The dissent then admonishes the majority for conflating antitrust impact with proof of the amount of damages. As I have discussed in prior work, proof of antitrust impact does not require an accurate determination of the amount of damages for each plaintiff, just that each class member was, in fact, injured by the alleged antitrust conduct. Typically courts have only required for class certification purposes that antitrust impact be capable of proof on a classwide basis, with the amount of damages typically calculated on the back end on an individual basis. But the majority suggests in footnote 4 that the evidence of antitrust impact at issue in this case must further prove that “the case is susceptible to awarding damages on a class-wide basis.”
The dissent points out emphatically that courts have never required proof of recoverable damages on a common basis to certify an antitrust class action. In fact, the dissent states that “[r]ecognition that individual damage calculations do not preclude class certification under Rule 23(b)(3) is well nigh universal,” with “[l]egions of appellate decisions across a range of substantive claims” supporting this view. [p. 4]. Moreover, the dissent stresses that the ruling here is “good for this day and case only” because the plaintiffs-respondents conceded that the amount of recoverable damages must be susceptible to classwide proof. Accordingly, the dissent is quick to stress that the majority “breaks no new ground” on this issue. This is important because a further requirement of proving the amount of damages for each individual plaintiff on a classwide basis would make it difficult, if not impossible, to certify antitrust class actions.
Common Questions v. Common Answers

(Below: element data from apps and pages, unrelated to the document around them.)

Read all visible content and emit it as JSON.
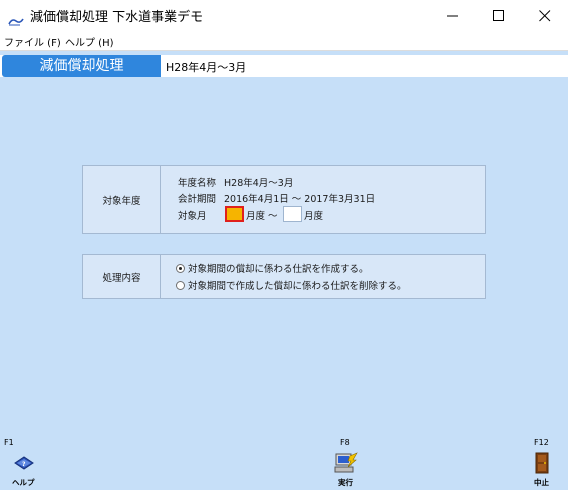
{
  "window": {
    "title": "減価償却処理 下水道事業デモ"
  },
  "menu": {
    "file": "ファイル (F)",
    "help": "ヘルプ (H)"
  },
  "header": {
    "title": "減価償却処理",
    "period": "H28年4月～3月"
  },
  "target_year": {
    "label": "対象年度",
    "year_name_label": "年度名称",
    "year_name_value": "H28年4月～3月",
    "fiscal_period_label": "会計期間",
    "fiscal_period_value": "2016年4月1日 ～ 2017年3月31日",
    "month_label": "対象月",
    "month_from": "",
    "month_to": "",
    "month_unit_1": "月度 ～",
    "month_unit_2": "月度"
  },
  "process": {
    "label": "処理内容",
    "options": [
      {
        "label": "対象期間の償却に係わる仕訳を作成する。",
        "selected": true
      },
      {
        "label": "対象期間で作成した償却に係わる仕訳を削除する。",
        "selected": false
      }
    ]
  },
  "function_keys": {
    "f1_key": "F1",
    "f1_label": "ヘルプ",
    "f8_key": "F8",
    "f8_label": "実行",
    "f12_key": "F12",
    "f12_label": "中止"
  },
  "colors": {
    "header_blue": "#2f86dd",
    "client_bg": "#c6dff8",
    "highlight_field": "#f6b400",
    "highlight_border": "#e0201c"
  }
}
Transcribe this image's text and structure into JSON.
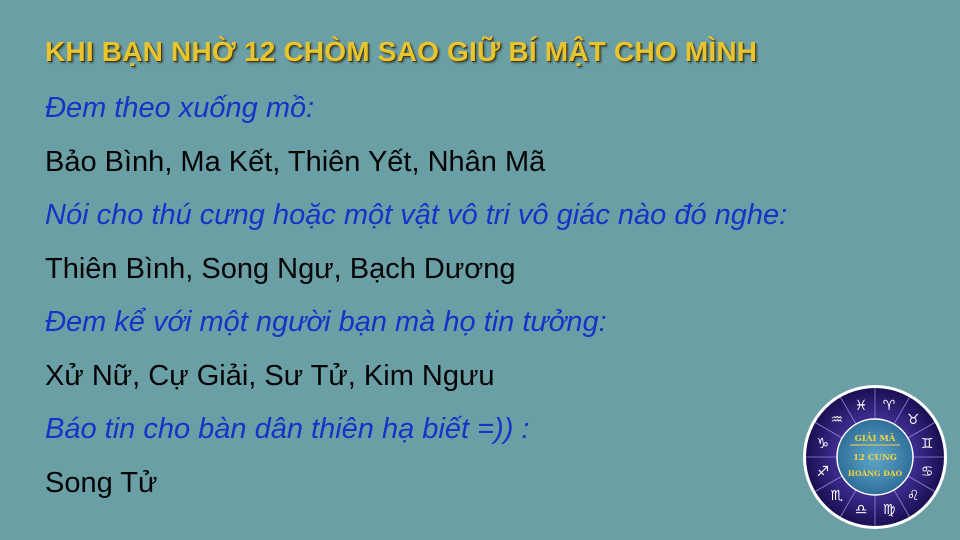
{
  "title": "KHI BẠN NHỜ 12 CHÒM SAO GIỮ BÍ MẬT CHO MÌNH",
  "sections": [
    {
      "heading": "Đem theo xuống mồ:",
      "answer": "Bảo Bình, Ma Kết, Thiên Yết, Nhân Mã"
    },
    {
      "heading": "Nói cho thú cưng hoặc một vật vô tri vô giác nào đó nghe:",
      "answer": "Thiên Bình, Song Ngư, Bạch Dương"
    },
    {
      "heading": "Đem kể với một người bạn mà họ tin tưởng:",
      "answer": "Xử Nữ, Cự Giải, Sư Tử, Kim Ngưu"
    },
    {
      "heading": "Báo tin cho bàn dân thiên hạ biết =)) :",
      "answer": "Song Tử"
    }
  ],
  "badge": {
    "line1": "GIẢI MÃ",
    "line2": "12 CUNG",
    "line3": "HOÀNG ĐẠO"
  },
  "colors": {
    "background": "#6b9fa6",
    "title": "#e8c42e",
    "heading": "#1832c8",
    "answer": "#050505",
    "badge_ring": "#2a1a6e"
  }
}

In the end, the majority and dissent disagree on whether, for purposes of class certification under Rule 23(b)(3), plaintiffs only have to show that there are questions common to the class, or go further and provide answers to all issues that are common to the class. This explains why the majority is at ease in evaluating the expert model provided to show antitrust impact. In the majority’s view, a court must determine whether the evidence sufficiently answers the issue of damages for each class member. Because the model does not isolate the impact of overbuilder deterrence from other causes, the majority concludes that the plaintiff-respondents have no such common answer to the issue of damages. Indeed, Justice Scalia, in writing the majority in Wal-Mart, stressed that “common answers” were necessary to certify a class action.
The dissent, however, only focuses on whether there are common questions – issues that are capable of proof that is common to the class – not whether the class already has the answers at the class certification stage. That explains why the dissent stresses that the Court should defer to the findings of the lower courts instead of evaluating the answers themselves. Moreover, the dissent includes a brief discussion of antitrust law to show that the issue of antitrust impact does not generally require a precise model of “how Comcast’s conduct led to higher prices in the Philadelphia area,” only “that Comcast’s brought about higher prices” in the market as a whole, which is a question that, in the dissent’s view, was capable of proof common to the class through the methods used by the plaintiffs-respondents. Indeed, Justice Ginsburg, in writing the majority in Amgen, stressed that only “common questions” were necessary to certify a class.
How the Court ultimately resolves this issue over common questions versus common answers will have enormous ramifications for the law of class actions. Comcast had the potential to provide an answer to this question, but apparently we will have to wait for another case and another day.
Disclosure: Goldstein & Russell, P.C., whose attorneys work for or contribute to this blog in various capacities, is among the counsel to the respondents in this case.